§ **Data records**:

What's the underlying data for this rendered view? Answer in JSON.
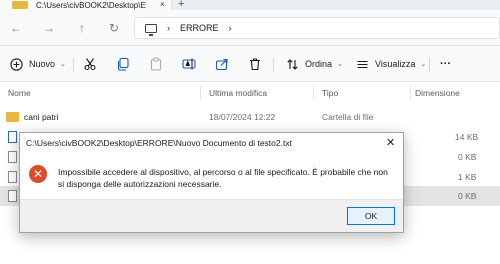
{
  "tab": {
    "title": "C:\\Users\\civBOOK2\\Desktop\\E",
    "close": "×",
    "add": "+"
  },
  "nav": {
    "back": "←",
    "forward": "→",
    "up": "↑",
    "refresh": "↻"
  },
  "address": {
    "sep1": "›",
    "folder": "ERRORE",
    "sep2": "›"
  },
  "toolbar": {
    "new_label": "Nuovo",
    "sort_label": "Ordina",
    "view_label": "Visualizza",
    "more": "···"
  },
  "columns": [
    "Nome",
    "Ultima modifica",
    "Tipo",
    "Dimensione"
  ],
  "rows": [
    {
      "name": "cani patri",
      "date": "18/07/2024 12:22",
      "type": "Cartella di file",
      "size": ""
    },
    {
      "name": "",
      "date": "",
      "type": "",
      "size": "14 KB"
    },
    {
      "name": "",
      "date": "",
      "type": "",
      "size": "0 KB"
    },
    {
      "name": "",
      "date": "",
      "type": "",
      "size": "1 KB"
    },
    {
      "name": "",
      "date": "",
      "type": "",
      "size": "0 KB"
    }
  ],
  "dialog": {
    "title": "C:\\Users\\civBOOK2\\Desktop\\ERRORE\\Nuovo Documento di testo2.txt",
    "close": "✕",
    "message": "Impossibile accedere al dispositivo, al percorso o al file specificato. È probabile che non si disponga delle autorizzazioni necessarie.",
    "ok_label": "OK",
    "error_glyph": "✕"
  }
}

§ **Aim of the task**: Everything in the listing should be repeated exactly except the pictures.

§ **Answer for the task**:
What's the underlying data for this rendered view? Answer in JSON.
{
  "tab": {
    "title": "C:\\Users\\civBOOK2\\Desktop\\E",
    "close": "×",
    "add": "+"
  },
  "nav": {
    "back": "←",
    "forward": "→",
    "up": "↑",
    "refresh": "↻"
  },
  "address": {
    "sep1": "›",
    "folder": "ERRORE",
    "sep2": "›"
  },
  "toolbar": {
    "new_label": "Nuovo",
    "sort_label": "Ordina",
    "view_label": "Visualizza",
    "more": "···"
  },
  "columns": [
    "Nome",
    "Ultima modifica",
    "Tipo",
    "Dimensione"
  ],
  "rows": [
    {
      "name": "cani patri",
      "date": "18/07/2024 12:22",
      "type": "Cartella di file",
      "size": ""
    },
    {
      "name": "",
      "date": "",
      "type": "",
      "size": "14 KB"
    },
    {
      "name": "",
      "date": "",
      "type": "",
      "size": "0 KB"
    },
    {
      "name": "",
      "date": "",
      "type": "",
      "size": "1 KB"
    },
    {
      "name": "",
      "date": "",
      "type": "",
      "size": "0 KB"
    }
  ],
  "dialog": {
    "title": "C:\\Users\\civBOOK2\\Desktop\\ERRORE\\Nuovo Documento di testo2.txt",
    "close": "✕",
    "message": "Impossibile accedere al dispositivo, al percorso o al file specificato. È probabile che non si disponga delle autorizzazioni necessarie.",
    "ok_label": "OK",
    "error_glyph": "✕"
  }
}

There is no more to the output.